Influential songwriter/pianist Leon Russell, who rose from the role to sideman to be a star in his own right and would have influence over generations of pianists, singers and songwriters, died Saturday in Nashville at the age of 74.

According to a post on his Facebook page, his wife Jan Bridges said he died in his sleep. "He was recovering from heart surgery in July and looked forward to getting back on the road in January. We appreciate everyone’s love and support.”

His piano style was a compendium of American music of the 1950s: He rolled R&B, the Nashville Sound, honky-tonk, gospel and Southern blues into a unique sound that help drive the bands of Joe Cocker and Delaney & Bonnie before striking out on his own.

Russell’s Southern drawl was distinct in rock & roll of the early 1970s as he reached FM airwaves with a swampy rendition of Bob Dylan’s “A Hard Rain’s A-Gonna Fall” and his own “Tight Rope,” “Back to the Island” and “Lady Blue.” He excelled at interpreting the songs of Dylan, who employed Russell as pianist and producer for the single “Watching the River Flow” in 1971, which just missed the Top 40.

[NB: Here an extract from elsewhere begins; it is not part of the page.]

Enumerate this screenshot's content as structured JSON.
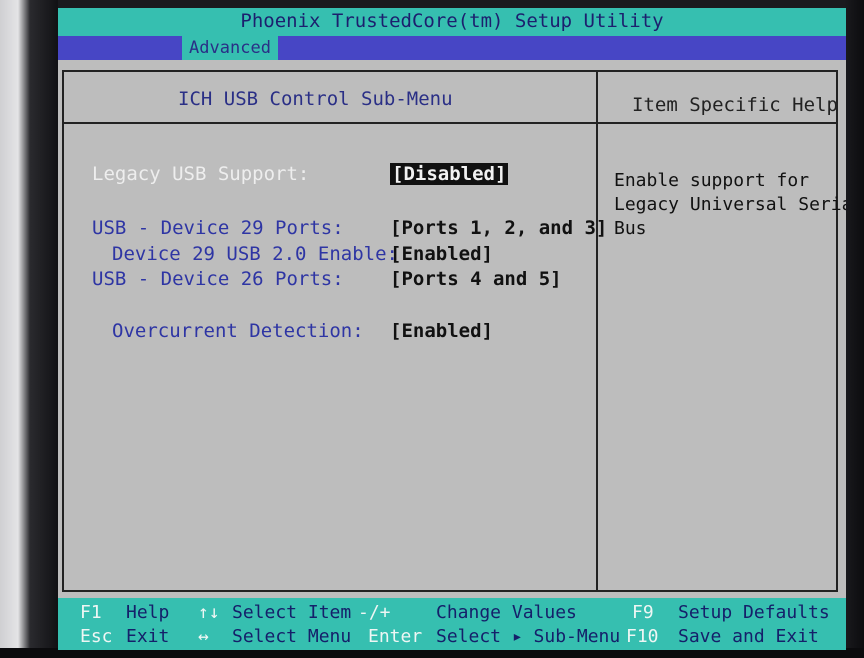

Russell was also a compelling balladeer as a singer and songwriter. One of his most famous compositions, “A Song For You,” was covered early on by The Carpenters and Andy Williams; became a signature song for Donny Hathaway; and won a Grammy for Ray Charles. Christina Aguillera recorded it with Herbie Hancock; Willie Nelson, who recorded and toured with Russell, included a version in the film Honeysuckle Rose; and Bizzy Bone sampled Hathaway’s version for his own “A Song for You.”

Russell won two Grammys, landed eight albums in the Top 40, the highest charting being Carney, which hit #2 in 1972. Carney featured “Tight Rope,” which would be his biggest single, reaching #11. Another song on that album, “This Masquerade,” would be a crossover smash for George Benson in 1976.

Born Claude Russell Bridges, he was one of the originators of the “Tulsa Sound,” which J.J. Cale said was created when guys who don’t know how to play the blues take a shot at it. He moved to Los Angeles in the late 1950s and would play on countless sessions, including ones that produced hits by The Byrds, Gary Lewis and the Playboys, Glen Campbell and Phil Spector’s artists.

Russell went solo in the mid-1960s, forming the Asylum Choir with Marc Benno; the two would launch Shelter Records together in 1968. From there, he famously led Joe Cocker's Mad Dogs & Englishmen band, worked with George Harrison and provided one of the highlights at the Concert for Bangladesh. Cocker made Russell’s “Delta Lady” one of his signature songs, and Russell’s medley of “Jumpin’ Jack Flash” and “Youngblood” was one of the highlights of Harrison’s Concert for Bangladesh.

While working as a solo artist, he kept his hand in session work, recording with The Rolling Stones, assisting blues guitarist Freddie King with his comeback, and working twith the funk act The Gap Band. And when he became a top concert draw in the mid-1970s, Russell created a country music alter-ego, Hank Wilson, to record classic country music. He would revisit the character for three more records; he also toured and recorded with the progressive bluegrass band New Grass Revival.

Russell, who left Shelter in 1976, would create several more labels to put his music but none had the success on Shelter. He became a road warrior, consistently touring clubs for decades.

Convinced he had never received his proper due, Elton John orchestrated a project with Russell, Bernie Taupin and T Bone Burnett that would become The Union, which was released in 2010. Cameron Crowe directed a documentary about the making of the film.

It raised Russell’s profile for a short while as he returned to touring, releasing his last album, Life Journey, in 2014. In July, Russell suffered a heart attack, which kept him off the road.

The Recording Academy's Neil Portnow, who must be as weary as anyone of 2016's death cavalcade, issued the following statement:

"Grammy recipient Leon Russell's passing leaves us with a profound sense of loss. He made an immeasurable contribution to our culture as a musician as part of Los Angeles' famed Wrecking Crew, as a songwriter whose "A Song For You" was recorded by more than 100 artists, and as a recording artist himself with hits such as 'Tight Rope.' His inquisitive musical nature was a model to be emulated. Our condolences go out to his family, friends, and fans."